I’ve amassed a decent collection of craft books and, while I’m not a professional reviewer or anything, I think I’ve got a decent grasp of what a crafter wants. As a public service to others of my ilk, I’ll be posting reviews of my craft book collection. (Let’s be honest, this is really just an excuse to buy more books. “Look, DH, I need this book to review on my blog! People have been asking for it!”) As this is my first review, I think I’ll choose my first knitting book that wasn’t Stitch & Bitch. I, of course, have chosen a book that already has quite a few reviews on Amazon. Go figure.

The Big Book of Knitting Stitch Patterns

At a Glance

The Good: Colorful, clear photos. A good sampling of knit/purl, lace, cables, and slip stitch patterns. Contains some very unique patterns. Uses both charts and written instructions.

The Bad: Charts and written instructions don’t always match. Charts can be hard to follow. No glossary of chart symbols. Index could be more useful.

The Review

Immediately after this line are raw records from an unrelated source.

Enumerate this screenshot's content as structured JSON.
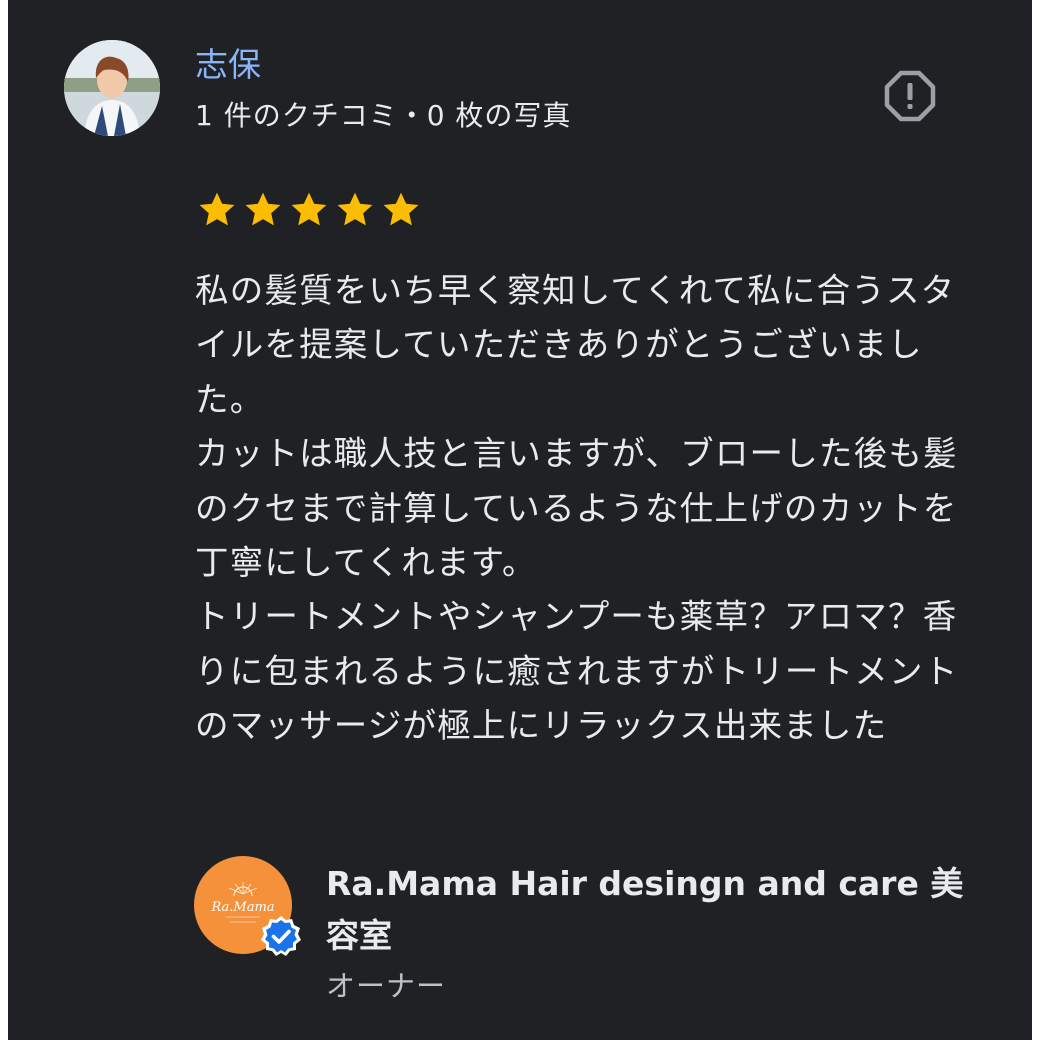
{
  "reviewer": {
    "name": "志保",
    "meta": "1 件のクチコミ・0 枚の写真",
    "avatar_icon": "reviewer-avatar-photo"
  },
  "report_icon": "report-icon",
  "rating": {
    "stars": 5,
    "max": 5,
    "color": "#fbbc04"
  },
  "review": {
    "text": "私の髪質をいち早く察知してくれて私に合うスタイルを提案していただきありがとうございました。\nカットは職人技と言いますが、ブローした後も髪のクセまで計算しているような仕上げのカットを丁寧にしてくれます。\nトリートメントやシャンプーも薬草？アロマ？香りに包まれるように癒されますがトリートメントのマッサージが極上にリラックス出来ました"
  },
  "owner": {
    "name": "Ra.Mama Hair desingn and care 美容室",
    "role": "オーナー",
    "logo_text": "Ra.Mama",
    "logo_color": "#f5913a",
    "badge_icon": "verified-badge-icon",
    "badge_color": "#1a73e8"
  },
  "colors": {
    "background": "#202124",
    "name_link": "#8ab4f8",
    "text": "#e8eaed",
    "secondary_text": "#bdc1c6"
  }
}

I bought this book because it was the only stitch library at the bookstore and I really wanted to have one. I didn’t like it much right after I bought it, but it’s really grown on me. The pictures are bright and colorful. Each pattern is knit in a random color yarn (if there’s a theme to the colors, I haven’t figured it out yet.) Most of the photos are clear and it’s easy to see the stitch definition; there are, of course, a few photos that are a little hard to see but not many. It’s very fun to flip through, thinking of projects to make or laughing at some of the more outrageous patterns. Honestly, I keep it in my bathroom much of the time to look through and inspire me.

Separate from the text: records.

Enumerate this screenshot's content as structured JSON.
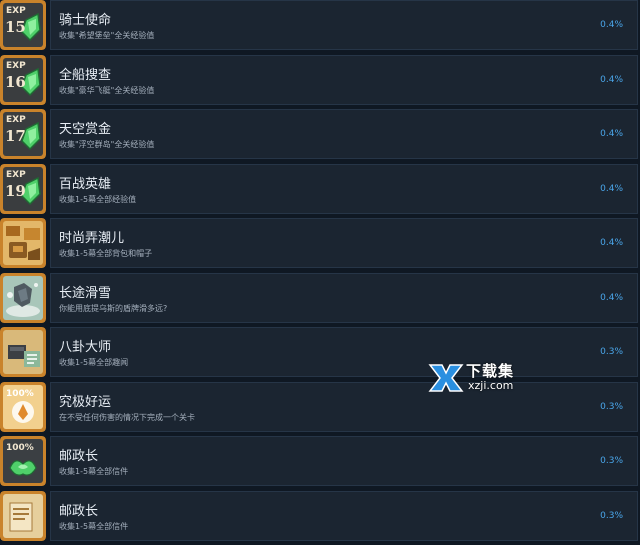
{
  "achievements": [
    {
      "icon": "exp-gem-icon",
      "badge": "15",
      "title": "骑士使命",
      "desc": "收集\"希望堡垒\"全关经验值",
      "percent": "0.4%"
    },
    {
      "icon": "exp-gem-icon",
      "badge": "16",
      "title": "全船搜查",
      "desc": "收集\"豪华飞艇\"全关经验值",
      "percent": "0.4%"
    },
    {
      "icon": "exp-gem-icon",
      "badge": "17",
      "title": "天空赏金",
      "desc": "收集\"浮空群岛\"全关经验值",
      "percent": "0.4%"
    },
    {
      "icon": "exp-gem-icon",
      "badge": "19",
      "title": "百战英雄",
      "desc": "收集1-5幕全部经验值",
      "percent": "0.4%"
    },
    {
      "icon": "backpack-hat-icon",
      "badge": "",
      "title": "时尚弄潮儿",
      "desc": "收集1-5幕全部背包和帽子",
      "percent": "0.4%"
    },
    {
      "icon": "shield-slide-icon",
      "badge": "",
      "title": "长途滑雪",
      "desc": "你能用底提乌斯的盾牌滑多远?",
      "percent": "0.4%"
    },
    {
      "icon": "gossip-chest-icon",
      "badge": "",
      "title": "八卦大师",
      "desc": "收集1-5幕全部趣闻",
      "percent": "0.3%"
    },
    {
      "icon": "lucky-100-icon",
      "badge": "100%",
      "title": "究极好运",
      "desc": "在不受任何伤害的情况下完成一个关卡",
      "percent": "0.3%"
    },
    {
      "icon": "mail-100-icon",
      "badge": "100%",
      "title": "邮政长",
      "desc": "收集1-5幕全部信件",
      "percent": "0.3%"
    },
    {
      "icon": "mail-scroll-icon",
      "badge": "",
      "title": "邮政长",
      "desc": "收集1-5幕全部信件",
      "percent": "0.3%"
    }
  ],
  "watermark": {
    "title": "下载集",
    "sub": "xzji.com"
  },
  "colors": {
    "panel": "#1b2531",
    "border": "#263547",
    "percent": "#4aa6ea",
    "background": "#0f1823"
  }
}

The Big Book has a wide variety of stitch patterns; it includes a little bit of everything. This can be a good thing and a bad thing. The good is that if you can only choose one book to buy, you don’t have to choose which pattern type you want (i.e. cables, lace) like the Harmony or Vogue guides. You get some of everything and the patterns range from easy to challenging. It also has some really interesting patterns (they categorize them as “creative stitches”) that I haven’t seen anywhere else. Unfortunately, because the book samples a variety of stitches, it can be hard or impossible to find something if you’re looking for a particular cable or lace pattern. The patterns are all named and there is an index in the front; the index is not a pure alphabetical index, though. It is divided into the same sections as the book. This isn’t a problem if you know the pattern you’re looking for is a pure cable, but who can remember whether that lace stitch is listed under lace or creative stitches? Not much of a complaint, but something worth mentioning.

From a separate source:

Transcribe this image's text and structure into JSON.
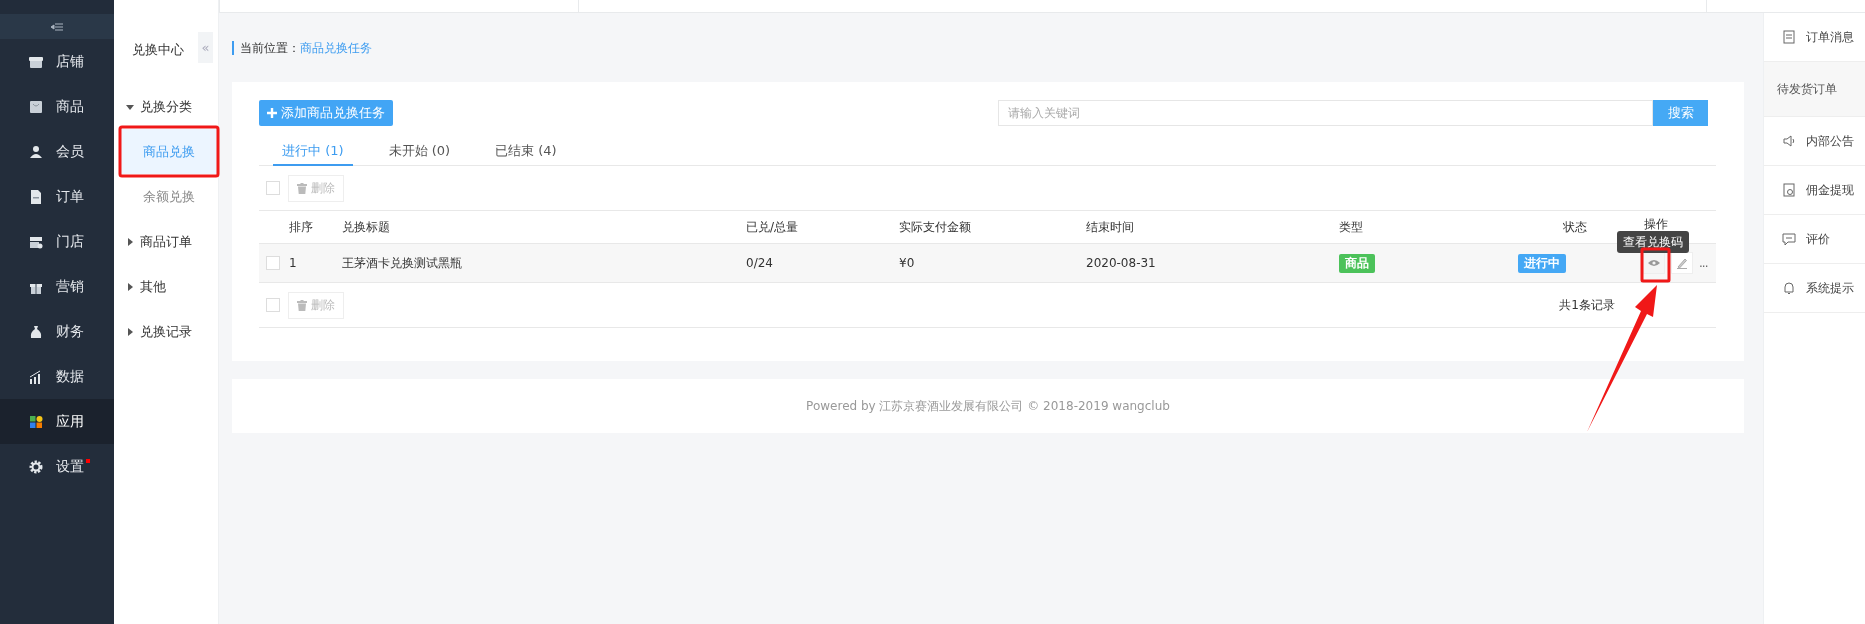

I am a very visual knitter. I would rather work from a chart than from written instructions. Luckily, the Big Book has both. The charts can be crowded and hard to read on some patterns. The Book uses a horizontal line for purl stitches and a vertical line for knit stitches. For a pattern like Parallelograms, the chart looks like a magic eye. It’s very hard to decipher and would be easier if knit or purl stitches were a blank or shaded square instead. While there is a key for each chart, the key only shows the name of the stitch and not how to perform it. The written instructions have the steps for the special stitch though. Sometimes the written instructions and chart won’t match. I’ve heard that this book is actually a translation from an Italian book, so maybe some things slipped through the cracks. In cases where they don’t match, I usually go with the written instructions or I wing it. It can be highly annoying.

Conclusion

I’m not really sure what to say about this book, honestly. I think this is a good book if you’re looking to try out a bunch of stitches, looking for inspiration, or a gift (there’s bound to be something that pleases!) But it does have some problems that can be really frustrating. It’s also a good book if you’re like me and must be able to look through every pattern ever invented. I’ve seen better compilations, like the old Harmony Guides, but at least this one is still in print!

Next review: Favorite Socks